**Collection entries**

::::

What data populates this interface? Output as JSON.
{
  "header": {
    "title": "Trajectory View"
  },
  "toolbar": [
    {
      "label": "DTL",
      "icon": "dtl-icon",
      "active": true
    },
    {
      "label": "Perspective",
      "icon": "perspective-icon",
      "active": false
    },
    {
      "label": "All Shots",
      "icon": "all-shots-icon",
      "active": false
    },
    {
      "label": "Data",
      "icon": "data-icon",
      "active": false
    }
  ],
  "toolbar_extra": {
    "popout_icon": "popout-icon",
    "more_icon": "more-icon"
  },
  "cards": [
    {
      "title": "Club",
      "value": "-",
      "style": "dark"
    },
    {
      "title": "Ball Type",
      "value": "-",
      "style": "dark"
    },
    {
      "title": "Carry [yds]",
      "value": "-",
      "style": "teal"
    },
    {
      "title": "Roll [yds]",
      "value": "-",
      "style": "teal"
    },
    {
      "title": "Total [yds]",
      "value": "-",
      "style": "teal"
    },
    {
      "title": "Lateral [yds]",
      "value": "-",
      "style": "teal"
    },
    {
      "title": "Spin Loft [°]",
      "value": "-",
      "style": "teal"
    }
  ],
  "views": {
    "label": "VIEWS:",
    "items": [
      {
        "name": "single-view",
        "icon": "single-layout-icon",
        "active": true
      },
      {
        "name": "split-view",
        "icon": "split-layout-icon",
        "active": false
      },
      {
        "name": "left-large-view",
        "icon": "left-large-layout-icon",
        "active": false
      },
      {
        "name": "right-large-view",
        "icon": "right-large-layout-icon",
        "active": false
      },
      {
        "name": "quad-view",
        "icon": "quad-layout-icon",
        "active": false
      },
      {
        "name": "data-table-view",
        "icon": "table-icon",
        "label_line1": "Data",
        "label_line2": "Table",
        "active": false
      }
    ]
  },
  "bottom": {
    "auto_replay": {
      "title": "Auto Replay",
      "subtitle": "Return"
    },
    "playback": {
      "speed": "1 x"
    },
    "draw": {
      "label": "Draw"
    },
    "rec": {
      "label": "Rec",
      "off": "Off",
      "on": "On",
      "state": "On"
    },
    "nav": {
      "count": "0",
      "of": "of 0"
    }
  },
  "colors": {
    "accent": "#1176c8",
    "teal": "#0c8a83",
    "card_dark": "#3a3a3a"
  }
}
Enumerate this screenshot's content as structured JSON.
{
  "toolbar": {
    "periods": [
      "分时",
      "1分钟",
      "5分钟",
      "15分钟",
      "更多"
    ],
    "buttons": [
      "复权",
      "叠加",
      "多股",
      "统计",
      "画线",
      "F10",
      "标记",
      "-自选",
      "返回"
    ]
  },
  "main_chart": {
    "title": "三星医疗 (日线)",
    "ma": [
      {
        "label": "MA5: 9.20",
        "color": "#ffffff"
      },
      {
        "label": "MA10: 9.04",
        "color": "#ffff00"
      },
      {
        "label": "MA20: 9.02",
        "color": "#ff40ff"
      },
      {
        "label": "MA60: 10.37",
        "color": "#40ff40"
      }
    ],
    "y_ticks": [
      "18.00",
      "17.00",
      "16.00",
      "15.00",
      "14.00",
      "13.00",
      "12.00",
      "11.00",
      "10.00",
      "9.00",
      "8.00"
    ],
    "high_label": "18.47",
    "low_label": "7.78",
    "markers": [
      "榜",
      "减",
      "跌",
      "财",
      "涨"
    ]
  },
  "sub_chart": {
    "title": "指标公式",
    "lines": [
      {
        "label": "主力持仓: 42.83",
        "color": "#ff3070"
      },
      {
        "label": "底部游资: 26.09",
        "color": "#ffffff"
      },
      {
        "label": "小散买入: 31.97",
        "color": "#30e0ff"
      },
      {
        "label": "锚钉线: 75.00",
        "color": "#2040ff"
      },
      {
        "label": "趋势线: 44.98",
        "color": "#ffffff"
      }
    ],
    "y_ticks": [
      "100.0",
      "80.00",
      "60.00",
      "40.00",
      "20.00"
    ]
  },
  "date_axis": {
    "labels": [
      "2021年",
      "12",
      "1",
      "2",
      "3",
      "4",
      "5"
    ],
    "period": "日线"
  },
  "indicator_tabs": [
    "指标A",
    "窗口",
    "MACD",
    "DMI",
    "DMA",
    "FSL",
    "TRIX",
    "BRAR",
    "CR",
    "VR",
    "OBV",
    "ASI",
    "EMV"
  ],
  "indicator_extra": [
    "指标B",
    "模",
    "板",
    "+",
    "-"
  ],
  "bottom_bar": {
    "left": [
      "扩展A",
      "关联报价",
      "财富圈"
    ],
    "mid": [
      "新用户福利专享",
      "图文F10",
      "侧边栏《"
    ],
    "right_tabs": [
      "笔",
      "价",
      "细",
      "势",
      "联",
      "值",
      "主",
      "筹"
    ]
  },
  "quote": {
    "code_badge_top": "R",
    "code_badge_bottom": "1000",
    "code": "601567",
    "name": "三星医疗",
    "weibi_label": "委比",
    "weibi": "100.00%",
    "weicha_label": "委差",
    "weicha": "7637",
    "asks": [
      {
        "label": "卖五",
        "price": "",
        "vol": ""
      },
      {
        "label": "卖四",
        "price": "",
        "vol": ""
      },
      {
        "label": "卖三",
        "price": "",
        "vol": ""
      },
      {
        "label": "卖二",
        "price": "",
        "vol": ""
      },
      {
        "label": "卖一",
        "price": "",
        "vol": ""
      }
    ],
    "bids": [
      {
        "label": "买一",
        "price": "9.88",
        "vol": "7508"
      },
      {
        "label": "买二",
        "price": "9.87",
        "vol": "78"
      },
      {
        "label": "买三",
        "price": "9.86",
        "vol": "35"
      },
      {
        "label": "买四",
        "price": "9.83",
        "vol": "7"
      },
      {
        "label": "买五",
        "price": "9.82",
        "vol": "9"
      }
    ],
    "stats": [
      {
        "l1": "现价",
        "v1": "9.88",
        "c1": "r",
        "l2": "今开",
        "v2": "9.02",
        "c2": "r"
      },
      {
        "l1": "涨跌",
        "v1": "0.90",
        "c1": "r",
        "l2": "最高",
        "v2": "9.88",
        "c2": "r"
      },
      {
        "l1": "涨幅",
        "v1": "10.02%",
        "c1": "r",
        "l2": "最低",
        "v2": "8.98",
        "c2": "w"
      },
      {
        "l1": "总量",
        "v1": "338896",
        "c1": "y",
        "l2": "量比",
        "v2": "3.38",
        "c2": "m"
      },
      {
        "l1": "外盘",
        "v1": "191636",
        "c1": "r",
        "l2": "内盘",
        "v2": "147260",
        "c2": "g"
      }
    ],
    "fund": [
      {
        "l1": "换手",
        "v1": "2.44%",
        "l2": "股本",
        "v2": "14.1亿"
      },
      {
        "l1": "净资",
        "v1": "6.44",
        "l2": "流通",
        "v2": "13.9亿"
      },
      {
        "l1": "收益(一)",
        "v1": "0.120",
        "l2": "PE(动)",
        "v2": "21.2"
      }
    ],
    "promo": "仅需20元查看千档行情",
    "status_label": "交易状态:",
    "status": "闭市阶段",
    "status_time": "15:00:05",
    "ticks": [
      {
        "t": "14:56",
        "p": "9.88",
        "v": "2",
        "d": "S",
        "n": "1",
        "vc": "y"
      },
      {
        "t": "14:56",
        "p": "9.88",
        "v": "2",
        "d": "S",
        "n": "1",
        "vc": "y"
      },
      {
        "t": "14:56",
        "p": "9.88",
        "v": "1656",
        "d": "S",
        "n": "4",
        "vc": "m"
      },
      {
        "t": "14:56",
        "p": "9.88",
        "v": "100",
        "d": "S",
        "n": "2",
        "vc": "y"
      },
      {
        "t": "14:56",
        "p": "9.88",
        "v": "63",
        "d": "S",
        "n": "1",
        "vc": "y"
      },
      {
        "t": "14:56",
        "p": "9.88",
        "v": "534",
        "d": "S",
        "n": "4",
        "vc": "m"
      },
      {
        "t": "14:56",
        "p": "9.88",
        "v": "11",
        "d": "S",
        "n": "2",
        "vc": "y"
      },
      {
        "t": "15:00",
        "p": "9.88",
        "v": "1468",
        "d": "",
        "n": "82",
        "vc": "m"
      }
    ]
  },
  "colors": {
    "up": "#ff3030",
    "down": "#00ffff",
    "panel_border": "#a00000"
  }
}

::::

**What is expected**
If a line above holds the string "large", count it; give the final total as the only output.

**Answer for the task**
4